It all seems a world away from June of this year, when outgoing President Barrack Obama put an executive order before the Supreme Court which could have paved the way for thousands of undocumented Irish, who'd been in the US for at least five years and who had children born there, to come and go as they please and finally visit their native land.
"You know, we thought that executive order would make it through, but the Supreme Court judges were equally divided and so the order was defeated. It was devastating and the legal limbo continues," says Billy.
Trump's reaction to the ruling was that the courts "kept us safe".
Billy says despite the rhetoric and showboating of some, he's hopeful the undocumented Irish in the US will continue to live in relative security.
"Chicago is a complete migrant city. Without migrants it, and so many other cities, wouldn't function.
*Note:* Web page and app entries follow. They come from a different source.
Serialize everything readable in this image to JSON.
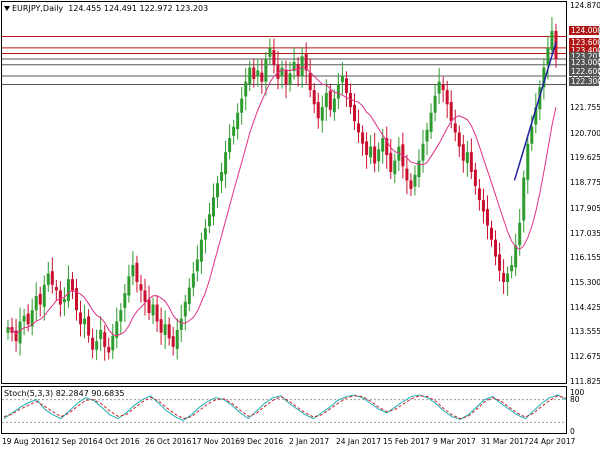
{
  "header": {
    "symbol": "EURJPY,Daily",
    "ohlc": "124.455 124.491 122.972 123.203"
  },
  "stoch_header": "Stoch(5,3,3) 82.2847 90.6835",
  "colors": {
    "bull": "#2e9b2e",
    "bear": "#c8102e",
    "ma": "#e0308a",
    "hline_red": "#b01818",
    "hline_gray": "#555555",
    "trend": "#2020a0",
    "stoch_main": "#20b0b8",
    "stoch_signal": "#c82020"
  },
  "price_axis": [
    "124.870",
    "124.000",
    "123.600",
    "123.400",
    "123.000",
    "122.600",
    "122.300",
    "121.755",
    "120.700",
    "119.625",
    "118.775",
    "117.905",
    "117.035",
    "116.155",
    "115.300",
    "114.425",
    "113.555",
    "112.675",
    "111.825"
  ],
  "price_tags": [
    {
      "text": "124.000",
      "color": "#b01818"
    },
    {
      "text": "123.600",
      "color": "#b01818"
    },
    {
      "text": "123.400",
      "color": "#b01818"
    },
    {
      "text": "123.203",
      "color": "#555555"
    },
    {
      "text": "123.000",
      "color": "#555555"
    },
    {
      "text": "122.600",
      "color": "#555555"
    },
    {
      "text": "122.300",
      "color": "#555555"
    }
  ],
  "stoch_axis": [
    "100",
    "80",
    "0"
  ],
  "date_axis": [
    "19 Aug 2016",
    "12 Sep 2016",
    "4 Oct 2016",
    "26 Oct 2016",
    "17 Nov 2016",
    "9 Dec 2016",
    "2 Jan 2017",
    "24 Jan 2017",
    "15 Feb 2017",
    "9 Mar 2017",
    "31 Mar 2017",
    "24 Apr 2017"
  ],
  "chart_data": {
    "type": "candlestick",
    "ylim": [
      111.825,
      124.87
    ],
    "ma_period": 10,
    "horizontal_levels": [
      124.0,
      123.6,
      123.4,
      123.203,
      123.0,
      122.6,
      122.3
    ],
    "trendline": [
      [
        118.9,
        183
      ],
      [
        123.8,
        198
      ]
    ],
    "closes": [
      113.7,
      113.5,
      113.2,
      113.9,
      114.1,
      113.8,
      114.3,
      114.8,
      114.5,
      115.2,
      115.6,
      115.2,
      115.0,
      114.5,
      114.7,
      115.4,
      115.0,
      114.3,
      113.8,
      114.0,
      113.4,
      112.9,
      113.2,
      113.6,
      113.0,
      112.8,
      113.4,
      113.9,
      114.3,
      114.9,
      115.5,
      115.9,
      115.3,
      115.0,
      114.6,
      114.2,
      114.5,
      113.9,
      113.5,
      113.8,
      113.3,
      113.0,
      113.6,
      114.0,
      114.6,
      115.1,
      115.6,
      116.1,
      116.8,
      117.2,
      117.7,
      118.3,
      118.8,
      119.2,
      119.9,
      120.4,
      120.8,
      121.3,
      121.8,
      122.4,
      122.9,
      122.5,
      122.8,
      122.4,
      123.2,
      123.6,
      123.0,
      122.5,
      122.9,
      122.3,
      122.7,
      123.1,
      122.6,
      123.3,
      122.8,
      122.1,
      121.6,
      121.1,
      121.5,
      122.0,
      121.4,
      121.8,
      122.3,
      122.6,
      122.0,
      121.5,
      121.0,
      120.6,
      120.2,
      119.8,
      120.1,
      119.5,
      120.0,
      120.4,
      119.8,
      119.2,
      119.6,
      120.1,
      119.4,
      118.9,
      118.6,
      119.1,
      119.6,
      120.2,
      120.7,
      121.3,
      121.9,
      122.4,
      122.1,
      121.6,
      121.0,
      120.6,
      120.1,
      119.6,
      119.9,
      119.2,
      118.7,
      118.2,
      117.8,
      117.3,
      116.8,
      116.2,
      115.7,
      115.3,
      115.6,
      115.9,
      116.6,
      117.4,
      119.0,
      120.2,
      120.8,
      121.5,
      122.2,
      122.9,
      123.6,
      124.2,
      123.2
    ],
    "stoch_main": [
      30,
      45,
      60,
      72,
      80,
      55,
      40,
      30,
      50,
      70,
      85,
      78,
      60,
      40,
      30,
      45,
      65,
      80,
      90,
      70,
      50,
      35,
      25,
      40,
      60,
      75,
      85,
      80,
      65,
      45,
      30,
      50,
      70,
      85,
      90,
      70,
      55,
      40,
      30,
      45,
      60,
      78,
      88,
      92,
      85,
      70,
      55,
      45,
      60,
      75,
      88,
      92,
      85,
      70,
      50,
      35,
      28,
      40,
      60,
      80,
      88,
      70,
      55,
      40,
      30,
      50,
      70,
      85,
      92,
      80
    ],
    "stoch_signal": [
      35,
      42,
      55,
      65,
      75,
      62,
      48,
      35,
      45,
      62,
      78,
      80,
      68,
      50,
      36,
      40,
      58,
      74,
      86,
      76,
      58,
      42,
      30,
      35,
      52,
      68,
      80,
      82,
      70,
      52,
      36,
      44,
      62,
      78,
      88,
      76,
      60,
      45,
      34,
      40,
      55,
      70,
      84,
      90,
      88,
      76,
      60,
      48,
      54,
      68,
      82,
      90,
      88,
      76,
      56,
      40,
      30,
      36,
      54,
      74,
      85,
      76,
      60,
      45,
      34,
      44,
      62,
      78,
      90,
      84
    ]
  }
}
Many of these are undocumented. And thankfully this is a Sanctuary City and it must continue to be so. I'm an optimist and hope sense will prevail but I must send a word of warning to any young Irish people thinking of coming to America and remaining to work beyond their VISA entitlements - do not do it, you'll end up regretting it."
Seamus from Tipperary regrets it when the Premier County hurlers take to the field for All-Ireland Final Sunday.
"That's when my heart really sinks. What I wouldn't give to be standing on the hill," he says in such a strong Tipp accent that you'd doubt he'd ever crossed the county bounds. There have been other times, too, over the last 21 years when the dad-of-one has felt so isolated.
"My grandfather, with whom I was very close and who'd visit me on Thanksgiving nearly every year, passed away a few years ago. It was tough not being able to say goodbye."
Still the family travel en masse to his new home in Illinois to celebrate the holidays each year but as Seamus explains: "It's hard to describe how difficult it is saying goodbye to them at the airport. It's heartbreaking but my little lad here now is six-years-old and so I feel I have to remain for as long as I can."
Seamus's wife is a legal US citizen but as he entered the US via Canada on three separate occasions over the years, the last time in 2000, legal status through marriage is not available to him - for now.
"In the next few months, my lawyer is going to lodge a request for me to remain and get a work permit. It's a risk but he's confident it will work. We're going to argue that I did nothing wrong entering through Canada but that immigration officials didn't ask me any questions or alert me to potential wrong-doing."
There's a risk that by putting his head above the parapet in the Trump-era an unsuccessful legal challenge could result in detainment but Seamus, who co-owns a construction company, says he's not too worried.
"Look, what's the worst that could happen? If we're deported, then we'll just have to make the best of it and start life again at home."
But for every one laid-back Seamus there are 10 worried Laurens. They all wait anxiously to see what happens next.